|2012-2013||Leeds CRUK Centre||Elucidating the role of novel regulators of angiogenesis in the microenvironment of brain tumours
|2010-2013||Yorkshire Cancer Research||Regulation of Rho family GTPases and guanine nucleotide exchange factors in cancer
|2009-2014||University of Leeds||Senior Translational Research Fellowship|
|2010-2011||Wellcome Trust||Value in people award
|2007-2010||Cancer Research UK||Identification of Rho-family GTPases and regulatory proteins required for tumour
- Deputy Head of Section of Brain Tumour Research, Leeds Institute of Cancer and Pathology
- Cancer Biology examiner, First FRCR Examination Board, The Royal College of Radiologists
- Organiser, School of Medicine St James’s campus Seminar Series
- MEDM3101 Cancer Biology module, BSc Molecular Medicine
- MEDM5221M Cancer Biology module, MSc Molecular Medicine
- MBChB 1st year ‘Research Evaluation and Special studies’
- Intercalated BSc Clinical Sciences (Molecular Medicine)
- FRCR, Clinical and Medical Oncology Basic Sciences Course
Grant, M., Grant, G. and Mavria, G. (2016). Assessing the components of a novel VEGF signalling cascade as potential prognostic markers in glioblastoma (P5. 253). Neurology 86(suppl 16), P5-253.
Abraham S, Scarcia M, Bagshaw RD, McMahon K, Grant G, Harvey T, Yeo M, Esteves FO, Thygesen HH, Jones PF, Speirs V, Hanby AM, Selby PJ, Lorger M, Dear TN, Pawson T, Marshall CJ and Mavria G (2015). A Rac/Cdc42 exchange factor complex promotes formation of lateral filopodia and blood vessel lumen morphogenesis Nat Commun. 6, 7286.
Nash C, Mavria G, Baxter E, Holliday D, Treanor D, Tomlinson D, Novistkaya V, Hanby A, Berditchevski F, Speirs V. (2015). Development and characterisation of a 3D multi-cellular in vitro model of normal human breast: a tool for cancer initiation studies.
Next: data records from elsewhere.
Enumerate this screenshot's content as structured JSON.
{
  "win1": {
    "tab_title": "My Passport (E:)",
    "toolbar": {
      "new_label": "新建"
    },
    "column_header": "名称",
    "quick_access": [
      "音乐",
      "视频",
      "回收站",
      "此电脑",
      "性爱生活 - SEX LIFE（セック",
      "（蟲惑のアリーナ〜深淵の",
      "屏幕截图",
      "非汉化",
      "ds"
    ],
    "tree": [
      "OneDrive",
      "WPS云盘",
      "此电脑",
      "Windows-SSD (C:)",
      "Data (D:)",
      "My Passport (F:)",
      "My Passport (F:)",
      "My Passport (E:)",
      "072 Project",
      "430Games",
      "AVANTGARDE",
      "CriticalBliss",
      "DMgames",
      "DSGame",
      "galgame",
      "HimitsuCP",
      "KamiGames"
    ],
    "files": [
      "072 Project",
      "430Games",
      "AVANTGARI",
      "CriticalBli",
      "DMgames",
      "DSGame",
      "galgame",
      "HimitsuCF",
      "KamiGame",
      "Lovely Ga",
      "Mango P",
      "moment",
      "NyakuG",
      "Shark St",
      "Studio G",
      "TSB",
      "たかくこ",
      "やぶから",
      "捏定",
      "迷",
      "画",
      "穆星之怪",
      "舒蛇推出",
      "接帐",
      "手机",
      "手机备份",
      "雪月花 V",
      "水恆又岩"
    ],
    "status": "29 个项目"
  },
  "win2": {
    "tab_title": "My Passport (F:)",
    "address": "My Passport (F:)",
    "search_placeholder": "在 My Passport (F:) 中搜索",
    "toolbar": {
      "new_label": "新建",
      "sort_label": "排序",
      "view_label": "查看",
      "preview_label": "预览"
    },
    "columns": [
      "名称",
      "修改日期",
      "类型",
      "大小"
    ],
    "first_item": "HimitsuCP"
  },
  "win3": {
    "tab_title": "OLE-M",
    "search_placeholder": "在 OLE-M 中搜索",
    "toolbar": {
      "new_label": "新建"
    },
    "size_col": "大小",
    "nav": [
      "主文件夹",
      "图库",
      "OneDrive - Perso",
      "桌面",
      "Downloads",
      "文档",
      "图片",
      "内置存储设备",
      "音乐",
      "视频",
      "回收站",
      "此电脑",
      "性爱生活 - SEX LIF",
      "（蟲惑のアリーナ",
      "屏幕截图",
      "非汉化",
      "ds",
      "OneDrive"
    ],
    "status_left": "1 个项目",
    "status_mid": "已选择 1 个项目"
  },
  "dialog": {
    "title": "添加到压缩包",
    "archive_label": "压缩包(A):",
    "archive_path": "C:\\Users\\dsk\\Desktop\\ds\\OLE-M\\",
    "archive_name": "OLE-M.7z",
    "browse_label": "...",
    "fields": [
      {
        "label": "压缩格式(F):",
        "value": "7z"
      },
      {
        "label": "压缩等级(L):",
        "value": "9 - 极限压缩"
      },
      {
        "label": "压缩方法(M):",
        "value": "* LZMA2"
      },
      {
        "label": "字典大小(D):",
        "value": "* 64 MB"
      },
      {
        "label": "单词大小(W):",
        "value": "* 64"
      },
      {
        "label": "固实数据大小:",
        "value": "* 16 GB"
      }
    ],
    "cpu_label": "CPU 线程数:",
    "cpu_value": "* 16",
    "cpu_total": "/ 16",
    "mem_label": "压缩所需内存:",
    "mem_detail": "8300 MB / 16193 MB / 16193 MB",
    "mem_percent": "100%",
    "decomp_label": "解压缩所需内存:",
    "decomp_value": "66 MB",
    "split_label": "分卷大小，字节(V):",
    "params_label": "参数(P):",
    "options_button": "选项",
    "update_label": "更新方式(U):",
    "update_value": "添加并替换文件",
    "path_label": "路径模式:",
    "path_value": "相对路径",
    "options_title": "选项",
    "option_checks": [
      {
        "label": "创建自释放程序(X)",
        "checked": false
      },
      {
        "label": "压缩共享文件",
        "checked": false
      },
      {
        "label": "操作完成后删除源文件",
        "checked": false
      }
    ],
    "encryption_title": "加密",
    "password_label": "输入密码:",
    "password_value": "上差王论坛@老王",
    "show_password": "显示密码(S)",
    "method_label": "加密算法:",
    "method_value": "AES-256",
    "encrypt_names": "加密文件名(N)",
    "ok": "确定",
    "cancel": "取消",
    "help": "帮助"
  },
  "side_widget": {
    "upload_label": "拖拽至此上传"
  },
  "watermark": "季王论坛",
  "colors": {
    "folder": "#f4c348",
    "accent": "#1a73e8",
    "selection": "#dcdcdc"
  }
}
Oncotarget 6, 13731-41.
Kaur S, Leszczynska K, Abraham S, Scarcia M, Hiltbrunner S, Marshall CJ, Mavria G, Bicknell R, Heath VL (2011). RhoJ/TCL regulates endothelial motility and tube formation and modulates actomyosin contractility and focal adhesion numbers Arterioscler Thromb Vasc Biol. 31, 657-64.
Hetheridge C, Mavria G*, Mellor H. (2011). Uses of the in vitro endothelial-fibroblast organotypic co-culture assay in angiogenesis research. Biochem Soc Trans. 39, 1597-600.
Abraham S, Yeo M, Montero-Balaguer M, Paterson H, Dejana E, Marshall CJ, Mavria G (2009).VE-cadherin suppresses sprouting via signalling to MLC2 phosphorylation Curr Biol. 19, 668-74.
Mavria G, Abraham S, Yeo M and Marshall CJ (2008). Role of MAP-kinase, RhoGTPases and actomyosin contractility in endothelial cell migration and vessel establishment. FASEB Journal 22, 611.
Mavria G*, Vercoulen Y, Yeo M, Paterson H, Karasarides M, Marais R, Bird D, Marshall CJ* (2006).ERK-MAPK signalling opposes Rho-kinase to promote endothelial cell survival and sprouting during angiogenesis Cancer Cell. 9, 33-44.
Gonzalez-Garcia A, Pritchard CA, Paterson HF, Mavria G, Stamp G, Marshall CJ (2005) RalGDS is required for tumour formation in a model of skin carcinogenesis. Cancer Cell. 7, 219-26.
Croft DR, Sahai E, Mavria G, Li S, Tsai J, Lee W, Marshall CJ, Olson MF (2004) Conditional ROCK activation in vivo induces tumor cell dissemination and angiogenesis Cancer Res. 64, 8994-9001.
For more publications see: http://medhealth.leeds.ac.uk/profile/900/767/dr_georgia_mavria/publications
PhD and Intercalating students
Teklu Egnuni (co-supervisor Prof Susan Short). Development of a 3D organotypic model of the human brain perivascular niche: studies of the effects of radiotherapy on the niche and interaction with cancer stem cells
Leander Stewart (co-supervisor Dr Stephen Wheatcroft). Characterising the in vitro and in vivo roles of the small GTPase RhoG in regulating angiogenesis
Gary Grant (co-supervisor Prof Colin Johnson). Rho GTPase signalling and ciliary function in normal and pathological endothelial cell biology
Joanne Topping (lead supervisor Dr Carmel Toomes). Investigating angiogenesis pathways in cancer
If you are interested in a PhD in my laboratory, please contact me directly to discuss opportunities: firstname.lastname@example.org